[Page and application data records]

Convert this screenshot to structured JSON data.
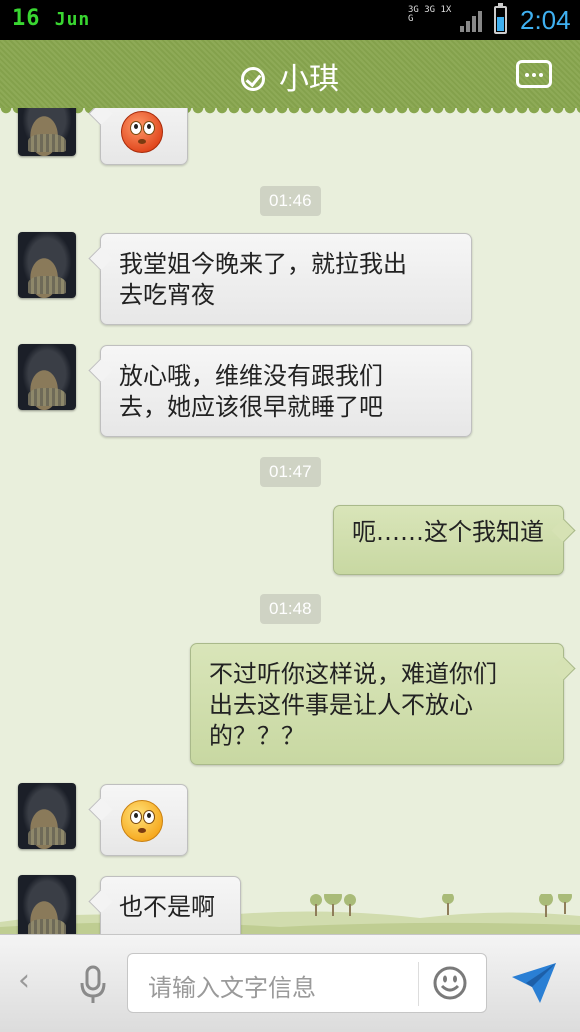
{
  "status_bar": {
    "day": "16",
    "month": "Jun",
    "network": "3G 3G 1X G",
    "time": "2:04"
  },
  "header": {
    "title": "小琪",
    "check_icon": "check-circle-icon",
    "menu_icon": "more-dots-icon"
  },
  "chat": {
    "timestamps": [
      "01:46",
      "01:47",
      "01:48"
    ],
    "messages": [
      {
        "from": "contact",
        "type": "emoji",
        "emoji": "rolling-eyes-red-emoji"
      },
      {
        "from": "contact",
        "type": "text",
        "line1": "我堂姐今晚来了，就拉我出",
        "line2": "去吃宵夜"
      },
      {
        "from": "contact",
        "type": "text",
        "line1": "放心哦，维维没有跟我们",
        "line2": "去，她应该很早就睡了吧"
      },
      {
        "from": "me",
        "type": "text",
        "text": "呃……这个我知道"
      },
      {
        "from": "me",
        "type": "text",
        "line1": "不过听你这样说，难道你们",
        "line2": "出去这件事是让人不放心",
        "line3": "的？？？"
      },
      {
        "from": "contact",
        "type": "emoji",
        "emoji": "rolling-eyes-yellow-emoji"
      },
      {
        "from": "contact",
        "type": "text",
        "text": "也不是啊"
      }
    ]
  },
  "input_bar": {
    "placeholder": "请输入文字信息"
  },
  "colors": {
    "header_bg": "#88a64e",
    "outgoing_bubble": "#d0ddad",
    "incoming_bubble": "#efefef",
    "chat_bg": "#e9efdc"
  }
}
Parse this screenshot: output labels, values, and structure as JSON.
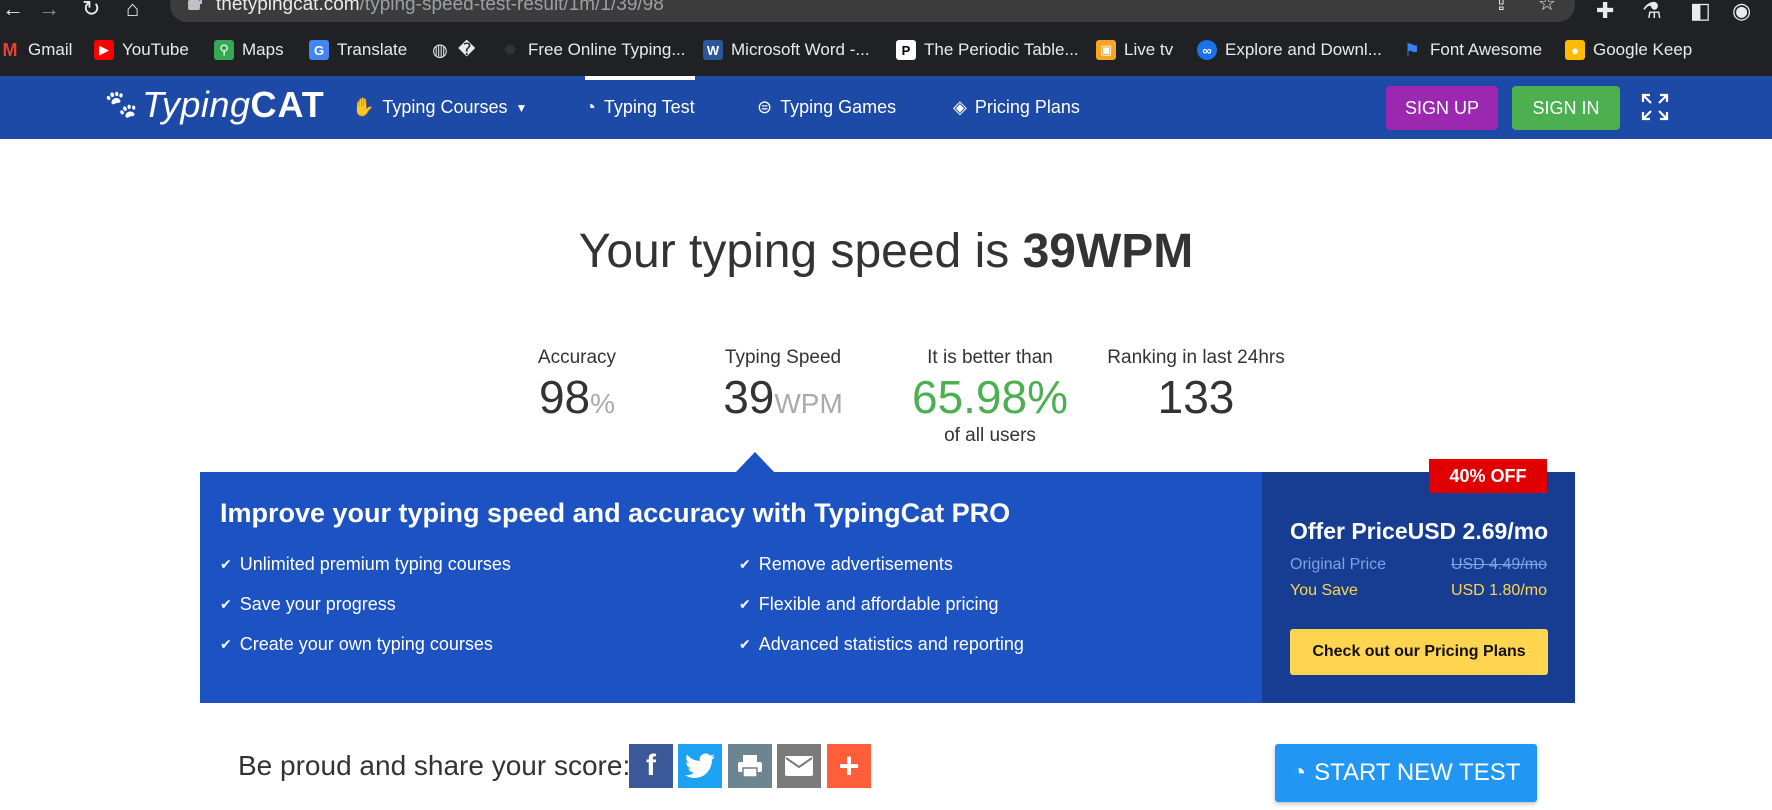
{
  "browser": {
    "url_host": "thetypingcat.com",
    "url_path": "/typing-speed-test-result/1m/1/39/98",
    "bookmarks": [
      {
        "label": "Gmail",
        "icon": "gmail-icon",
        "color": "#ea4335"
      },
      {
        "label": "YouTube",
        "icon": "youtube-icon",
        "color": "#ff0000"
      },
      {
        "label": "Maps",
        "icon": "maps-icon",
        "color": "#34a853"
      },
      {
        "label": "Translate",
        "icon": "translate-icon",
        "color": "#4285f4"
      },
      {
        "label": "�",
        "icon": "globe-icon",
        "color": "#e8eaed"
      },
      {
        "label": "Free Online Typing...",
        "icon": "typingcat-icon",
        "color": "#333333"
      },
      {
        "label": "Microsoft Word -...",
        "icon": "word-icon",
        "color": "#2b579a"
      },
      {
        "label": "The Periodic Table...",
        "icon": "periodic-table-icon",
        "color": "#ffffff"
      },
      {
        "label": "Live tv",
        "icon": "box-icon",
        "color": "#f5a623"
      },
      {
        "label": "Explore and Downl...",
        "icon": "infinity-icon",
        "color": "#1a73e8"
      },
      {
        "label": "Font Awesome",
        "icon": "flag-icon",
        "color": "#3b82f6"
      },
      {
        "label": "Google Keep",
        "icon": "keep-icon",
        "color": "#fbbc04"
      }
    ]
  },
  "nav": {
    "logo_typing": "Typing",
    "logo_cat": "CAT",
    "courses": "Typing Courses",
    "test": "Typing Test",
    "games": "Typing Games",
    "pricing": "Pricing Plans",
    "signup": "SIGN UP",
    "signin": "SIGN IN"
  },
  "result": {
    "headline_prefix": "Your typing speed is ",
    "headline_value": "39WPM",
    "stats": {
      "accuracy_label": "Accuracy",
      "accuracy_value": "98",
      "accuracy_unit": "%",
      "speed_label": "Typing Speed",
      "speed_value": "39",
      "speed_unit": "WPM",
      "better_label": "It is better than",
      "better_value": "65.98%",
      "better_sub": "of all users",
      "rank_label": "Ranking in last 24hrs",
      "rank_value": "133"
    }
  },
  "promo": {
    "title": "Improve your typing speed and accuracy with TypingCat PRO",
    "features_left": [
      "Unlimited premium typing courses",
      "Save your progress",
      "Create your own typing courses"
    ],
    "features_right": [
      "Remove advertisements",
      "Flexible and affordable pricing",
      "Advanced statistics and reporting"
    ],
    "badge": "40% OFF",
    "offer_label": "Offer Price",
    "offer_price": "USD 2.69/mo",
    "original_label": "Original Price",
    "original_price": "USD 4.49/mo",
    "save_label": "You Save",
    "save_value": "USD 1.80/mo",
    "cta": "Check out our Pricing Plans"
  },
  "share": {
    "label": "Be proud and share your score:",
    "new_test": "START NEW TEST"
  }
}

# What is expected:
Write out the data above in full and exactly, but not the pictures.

# Task result:
Convert this screenshot to structured JSON data.
{
  "status_bar": {
    "day": "16",
    "month": "Jun",
    "network": "3G 3G 1X G",
    "time": "2:04"
  },
  "header": {
    "title": "小琪",
    "check_icon": "check-circle-icon",
    "menu_icon": "more-dots-icon"
  },
  "chat": {
    "timestamps": [
      "01:46",
      "01:47",
      "01:48"
    ],
    "messages": [
      {
        "from": "contact",
        "type": "emoji",
        "emoji": "rolling-eyes-red-emoji"
      },
      {
        "from": "contact",
        "type": "text",
        "line1": "我堂姐今晚来了，就拉我出",
        "line2": "去吃宵夜"
      },
      {
        "from": "contact",
        "type": "text",
        "line1": "放心哦，维维没有跟我们",
        "line2": "去，她应该很早就睡了吧"
      },
      {
        "from": "me",
        "type": "text",
        "text": "呃……这个我知道"
      },
      {
        "from": "me",
        "type": "text",
        "line1": "不过听你这样说，难道你们",
        "line2": "出去这件事是让人不放心",
        "line3": "的？？？"
      },
      {
        "from": "contact",
        "type": "emoji",
        "emoji": "rolling-eyes-yellow-emoji"
      },
      {
        "from": "contact",
        "type": "text",
        "text": "也不是啊"
      }
    ]
  },
  "input_bar": {
    "placeholder": "请输入文字信息"
  },
  "colors": {
    "header_bg": "#88a64e",
    "outgoing_bubble": "#d0ddad",
    "incoming_bubble": "#efefef",
    "chat_bg": "#e9efdc"
  }
}
Parse this screenshot: output labels, values, and structure as JSON.
{
  "browser": {
    "url_host": "thetypingcat.com",
    "url_path": "/typing-speed-test-result/1m/1/39/98",
    "bookmarks": [
      {
        "label": "Gmail",
        "icon": "gmail-icon",
        "color": "#ea4335"
      },
      {
        "label": "YouTube",
        "icon": "youtube-icon",
        "color": "#ff0000"
      },
      {
        "label": "Maps",
        "icon": "maps-icon",
        "color": "#34a853"
      },
      {
        "label": "Translate",
        "icon": "translate-icon",
        "color": "#4285f4"
      },
      {
        "label": "�",
        "icon": "globe-icon",
        "color": "#e8eaed"
      },
      {
        "label": "Free Online Typing...",
        "icon": "typingcat-icon",
        "color": "#333333"
      },
      {
        "label": "Microsoft Word -...",
        "icon": "word-icon",
        "color": "#2b579a"
      },
      {
        "label": "The Periodic Table...",
        "icon": "periodic-table-icon",
        "color": "#ffffff"
      },
      {
        "label": "Live tv",
        "icon": "box-icon",
        "color": "#f5a623"
      },
      {
        "label": "Explore and Downl...",
        "icon": "infinity-icon",
        "color": "#1a73e8"
      },
      {
        "label": "Font Awesome",
        "icon": "flag-icon",
        "color": "#3b82f6"
      },
      {
        "label": "Google Keep",
        "icon": "keep-icon",
        "color": "#fbbc04"
      }
    ]
  },
  "nav": {
    "logo_typing": "Typing",
    "logo_cat": "CAT",
    "courses": "Typing Courses",
    "test": "Typing Test",
    "games": "Typing Games",
    "pricing": "Pricing Plans",
    "signup": "SIGN UP",
    "signin": "SIGN IN"
  },
  "result": {
    "headline_prefix": "Your typing speed is ",
    "headline_value": "39WPM",
    "stats": {
      "accuracy_label": "Accuracy",
      "accuracy_value": "98",
      "accuracy_unit": "%",
      "speed_label": "Typing Speed",
      "speed_value": "39",
      "speed_unit": "WPM",
      "better_label": "It is better than",
      "better_value": "65.98%",
      "better_sub": "of all users",
      "rank_label": "Ranking in last 24hrs",
      "rank_value": "133"
    }
  },
  "promo": {
    "title": "Improve your typing speed and accuracy with TypingCat PRO",
    "features_left": [
      "Unlimited premium typing courses",
      "Save your progress",
      "Create your own typing courses"
    ],
    "features_right": [
      "Remove advertisements",
      "Flexible and affordable pricing",
      "Advanced statistics and reporting"
    ],
    "badge": "40% OFF",
    "offer_label": "Offer Price",
    "offer_price": "USD 2.69/mo",
    "original_label": "Original Price",
    "original_price": "USD 4.49/mo",
    "save_label": "You Save",
    "save_value": "USD 1.80/mo",
    "cta": "Check out our Pricing Plans"
  },
  "share": {
    "label": "Be proud and share your score:",
    "new_test": "START NEW TEST"
  }
}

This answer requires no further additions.